* WHAT IS EXPECTED
Give only the number of lines in the records that contain the word "Sorrell".

* INFORMATION SUPPLIED
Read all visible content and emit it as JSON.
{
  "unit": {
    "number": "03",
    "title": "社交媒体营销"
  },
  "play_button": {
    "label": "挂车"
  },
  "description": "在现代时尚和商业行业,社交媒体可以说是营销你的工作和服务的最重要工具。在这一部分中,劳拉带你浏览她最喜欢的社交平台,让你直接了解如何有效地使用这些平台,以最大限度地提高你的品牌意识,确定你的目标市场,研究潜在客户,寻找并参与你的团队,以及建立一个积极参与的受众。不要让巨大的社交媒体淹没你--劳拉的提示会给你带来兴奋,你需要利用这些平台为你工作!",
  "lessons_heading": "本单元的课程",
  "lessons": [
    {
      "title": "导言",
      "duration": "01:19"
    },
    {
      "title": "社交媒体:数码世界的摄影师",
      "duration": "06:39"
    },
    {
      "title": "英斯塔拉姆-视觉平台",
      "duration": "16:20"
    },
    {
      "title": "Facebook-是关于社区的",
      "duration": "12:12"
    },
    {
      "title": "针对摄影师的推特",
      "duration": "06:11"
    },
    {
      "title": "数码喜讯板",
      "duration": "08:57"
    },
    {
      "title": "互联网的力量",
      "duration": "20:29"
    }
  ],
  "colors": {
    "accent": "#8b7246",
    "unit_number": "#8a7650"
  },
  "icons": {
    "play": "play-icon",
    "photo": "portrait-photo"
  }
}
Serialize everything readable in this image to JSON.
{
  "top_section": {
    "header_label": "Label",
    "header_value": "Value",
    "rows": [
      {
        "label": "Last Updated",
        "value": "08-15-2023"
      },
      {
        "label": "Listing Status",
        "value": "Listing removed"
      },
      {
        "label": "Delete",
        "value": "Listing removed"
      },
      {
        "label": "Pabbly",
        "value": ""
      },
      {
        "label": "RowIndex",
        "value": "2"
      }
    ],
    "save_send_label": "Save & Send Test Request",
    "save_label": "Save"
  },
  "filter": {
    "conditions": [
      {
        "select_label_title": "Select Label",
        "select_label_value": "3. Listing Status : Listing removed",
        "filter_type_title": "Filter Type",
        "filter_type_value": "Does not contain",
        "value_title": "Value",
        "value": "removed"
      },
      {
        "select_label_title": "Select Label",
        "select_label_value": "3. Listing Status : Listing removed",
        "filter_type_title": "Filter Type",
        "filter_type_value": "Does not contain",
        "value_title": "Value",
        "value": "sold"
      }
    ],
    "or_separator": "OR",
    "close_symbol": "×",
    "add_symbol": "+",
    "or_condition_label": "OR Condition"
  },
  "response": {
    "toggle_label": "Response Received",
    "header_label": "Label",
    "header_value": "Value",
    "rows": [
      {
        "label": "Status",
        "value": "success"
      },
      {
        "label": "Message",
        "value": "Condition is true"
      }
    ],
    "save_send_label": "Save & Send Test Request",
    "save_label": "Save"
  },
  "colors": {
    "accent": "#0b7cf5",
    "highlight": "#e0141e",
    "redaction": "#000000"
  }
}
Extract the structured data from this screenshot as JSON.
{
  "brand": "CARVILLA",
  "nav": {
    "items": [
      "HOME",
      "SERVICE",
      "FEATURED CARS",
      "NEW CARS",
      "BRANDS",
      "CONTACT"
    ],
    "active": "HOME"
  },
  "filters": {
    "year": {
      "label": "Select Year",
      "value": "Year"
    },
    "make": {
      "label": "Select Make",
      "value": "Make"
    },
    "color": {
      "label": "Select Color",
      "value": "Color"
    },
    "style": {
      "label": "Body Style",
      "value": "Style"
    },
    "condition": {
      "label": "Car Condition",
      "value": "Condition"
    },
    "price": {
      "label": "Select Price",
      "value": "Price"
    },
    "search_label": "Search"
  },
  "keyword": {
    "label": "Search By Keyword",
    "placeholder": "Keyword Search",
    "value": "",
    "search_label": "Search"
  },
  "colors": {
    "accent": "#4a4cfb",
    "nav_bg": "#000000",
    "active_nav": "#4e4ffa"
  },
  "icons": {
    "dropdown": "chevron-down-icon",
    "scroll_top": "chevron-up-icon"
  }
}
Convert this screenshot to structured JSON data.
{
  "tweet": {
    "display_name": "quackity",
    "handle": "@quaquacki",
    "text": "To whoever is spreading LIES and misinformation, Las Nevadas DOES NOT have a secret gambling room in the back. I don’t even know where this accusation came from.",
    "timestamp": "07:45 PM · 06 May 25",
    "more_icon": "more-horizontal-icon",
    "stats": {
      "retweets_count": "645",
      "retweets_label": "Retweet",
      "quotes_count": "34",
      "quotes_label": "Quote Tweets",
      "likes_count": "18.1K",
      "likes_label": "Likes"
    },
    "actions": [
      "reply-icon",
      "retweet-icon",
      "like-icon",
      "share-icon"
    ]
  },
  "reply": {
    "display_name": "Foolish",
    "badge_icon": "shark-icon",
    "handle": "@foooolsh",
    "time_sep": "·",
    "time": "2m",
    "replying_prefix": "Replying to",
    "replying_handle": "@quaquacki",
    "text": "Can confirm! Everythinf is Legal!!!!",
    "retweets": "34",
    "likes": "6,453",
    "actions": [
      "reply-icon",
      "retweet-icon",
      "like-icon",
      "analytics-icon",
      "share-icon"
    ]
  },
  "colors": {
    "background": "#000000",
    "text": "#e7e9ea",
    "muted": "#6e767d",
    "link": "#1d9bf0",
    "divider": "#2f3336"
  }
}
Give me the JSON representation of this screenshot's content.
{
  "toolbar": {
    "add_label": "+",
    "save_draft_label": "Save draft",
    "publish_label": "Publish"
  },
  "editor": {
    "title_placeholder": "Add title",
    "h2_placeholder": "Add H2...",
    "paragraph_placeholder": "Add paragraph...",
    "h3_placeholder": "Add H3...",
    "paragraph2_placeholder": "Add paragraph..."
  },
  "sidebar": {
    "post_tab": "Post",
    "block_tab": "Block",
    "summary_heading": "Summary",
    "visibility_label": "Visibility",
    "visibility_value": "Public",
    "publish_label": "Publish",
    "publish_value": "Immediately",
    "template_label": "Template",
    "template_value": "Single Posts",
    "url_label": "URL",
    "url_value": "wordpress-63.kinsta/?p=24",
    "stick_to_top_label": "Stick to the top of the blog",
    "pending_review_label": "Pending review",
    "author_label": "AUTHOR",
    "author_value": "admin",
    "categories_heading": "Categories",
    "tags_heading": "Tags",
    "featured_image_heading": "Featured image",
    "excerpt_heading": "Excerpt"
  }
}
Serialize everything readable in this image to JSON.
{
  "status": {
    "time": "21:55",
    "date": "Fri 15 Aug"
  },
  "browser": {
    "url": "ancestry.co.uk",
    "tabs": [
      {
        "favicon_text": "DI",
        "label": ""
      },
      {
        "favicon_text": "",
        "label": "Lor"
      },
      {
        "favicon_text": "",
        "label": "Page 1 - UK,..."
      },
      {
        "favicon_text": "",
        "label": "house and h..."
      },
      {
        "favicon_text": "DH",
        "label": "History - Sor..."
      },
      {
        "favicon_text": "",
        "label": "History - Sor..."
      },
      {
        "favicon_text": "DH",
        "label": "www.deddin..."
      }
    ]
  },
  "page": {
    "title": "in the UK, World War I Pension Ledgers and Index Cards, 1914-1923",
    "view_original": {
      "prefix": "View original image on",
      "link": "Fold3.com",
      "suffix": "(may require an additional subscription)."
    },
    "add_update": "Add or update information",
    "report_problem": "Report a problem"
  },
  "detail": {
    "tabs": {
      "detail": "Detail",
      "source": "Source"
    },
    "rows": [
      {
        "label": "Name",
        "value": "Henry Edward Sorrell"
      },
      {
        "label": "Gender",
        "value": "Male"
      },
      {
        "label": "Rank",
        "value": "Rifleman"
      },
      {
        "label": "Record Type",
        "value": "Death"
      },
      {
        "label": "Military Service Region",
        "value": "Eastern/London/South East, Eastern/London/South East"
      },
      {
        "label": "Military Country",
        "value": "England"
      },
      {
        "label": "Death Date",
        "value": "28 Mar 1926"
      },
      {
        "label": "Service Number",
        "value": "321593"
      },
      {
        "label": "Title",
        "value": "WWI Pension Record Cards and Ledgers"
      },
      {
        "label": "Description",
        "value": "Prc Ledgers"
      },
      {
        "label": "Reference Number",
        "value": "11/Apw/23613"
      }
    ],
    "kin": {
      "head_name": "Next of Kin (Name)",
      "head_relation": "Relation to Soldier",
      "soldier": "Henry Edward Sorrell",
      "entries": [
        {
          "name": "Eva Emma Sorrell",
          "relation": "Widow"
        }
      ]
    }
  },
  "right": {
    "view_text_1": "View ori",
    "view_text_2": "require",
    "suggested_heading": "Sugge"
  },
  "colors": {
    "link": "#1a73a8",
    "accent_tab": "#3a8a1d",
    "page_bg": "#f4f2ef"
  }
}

* YOUR SOLUTION
3